Investigation of any accident is an important management tool for controlling accidents and their related costs. If something is not learned from an accident, it is a total loss. Something causes accidents. The reasons or basic root causes must be determined. The information that is learned can be used to improve the operation involved and make it more safe and efficient. It is, therefore, a policy of Replace with Company Name that the foreman (or RSO, Replace with Safety Person’s Name) investigates all injuries requiring a visit to a physician, clinic or hospital and any property damage incidents involving $500 or more or near misses that had the potential to result in an accident of this magnitude.
However, even if no report is submitted, all incidents, including "near misses," should be questioned using the same investigative techniques in order that corrective action may be taken to prevent a similar incident from occurring. While all incidents should be investigated, the extent of such investigation shall reflect the seriousness of the incident utilizing a root cause analysis process or other similar method.

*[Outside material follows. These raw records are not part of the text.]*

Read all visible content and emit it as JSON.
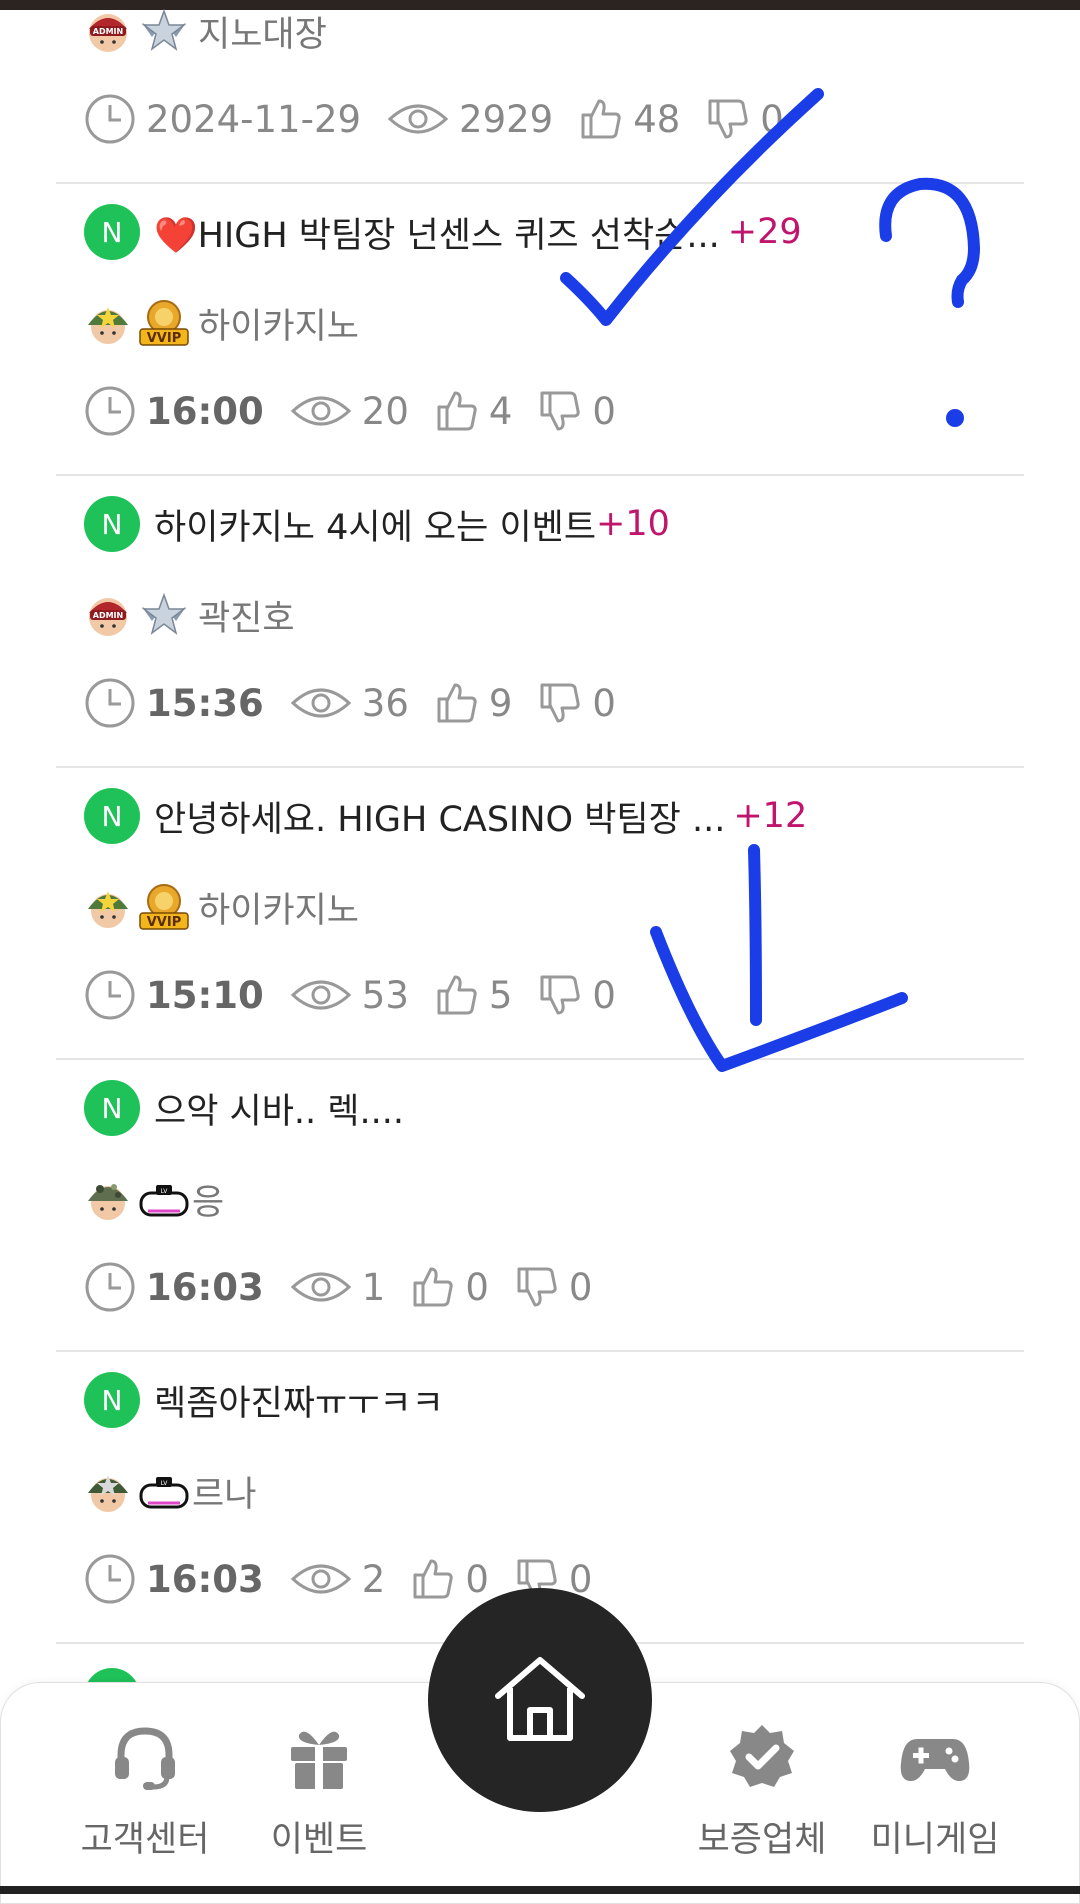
{
  "posts": [
    {
      "author": "지노대장",
      "rank_icon": "admin-badge",
      "level_icon": "winged-star-badge",
      "time": "2024-11-29",
      "views": "2929",
      "likes": "48",
      "dislikes": "0"
    },
    {
      "badge": "N",
      "title": "❤️HIGH 박팀장 넌센스 퀴즈 선착순...",
      "comments": "+29",
      "author": "하이카지노",
      "rank_icon": "green-helmet-star",
      "level_icon": "vvip-badge",
      "time": "16:00",
      "views": "20",
      "likes": "4",
      "dislikes": "0"
    },
    {
      "badge": "N",
      "title": "하이카지노 4시에 오는 이벤트",
      "comments": "+10",
      "author": "곽진호",
      "rank_icon": "admin-badge",
      "level_icon": "winged-star-badge",
      "time": "15:36",
      "views": "36",
      "likes": "9",
      "dislikes": "0"
    },
    {
      "badge": "N",
      "title": "안녕하세요. HIGH CASINO 박팀장 ...",
      "comments": "+12",
      "author": "하이카지노",
      "rank_icon": "green-helmet-star",
      "level_icon": "vvip-badge",
      "time": "15:10",
      "views": "53",
      "likes": "5",
      "dislikes": "0"
    },
    {
      "badge": "N",
      "title": "으악 시바.. 렉....",
      "comments": "",
      "author": "응",
      "rank_icon": "camo-helmet",
      "level_icon": "lv-badge",
      "time": "16:03",
      "views": "1",
      "likes": "0",
      "dislikes": "0"
    },
    {
      "badge": "N",
      "title": "렉좀아진짜ㅠㅜㅋㅋ",
      "comments": "",
      "author": "르나",
      "rank_icon": "dark-helmet-star",
      "level_icon": "lv-badge",
      "time": "16:03",
      "views": "2",
      "likes": "0",
      "dislikes": "0"
    }
  ],
  "nav": {
    "customer_center": "고객센터",
    "events": "이벤트",
    "home_icon": "home-icon",
    "verified": "보증업체",
    "minigame": "미니게임"
  },
  "colors": {
    "new_badge": "#1fc159",
    "comment_count": "#c0146d",
    "annotation": "#1a3de8"
  }
}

Accidents are usually the result of conditions or actions that the supervisors and employees are often in the best position to control. An accident is simply an unplanned event that interrupts operations and results in loss of time, property damage or bodily injury. They usually arise from one of four areas: equipment, material, people or environment.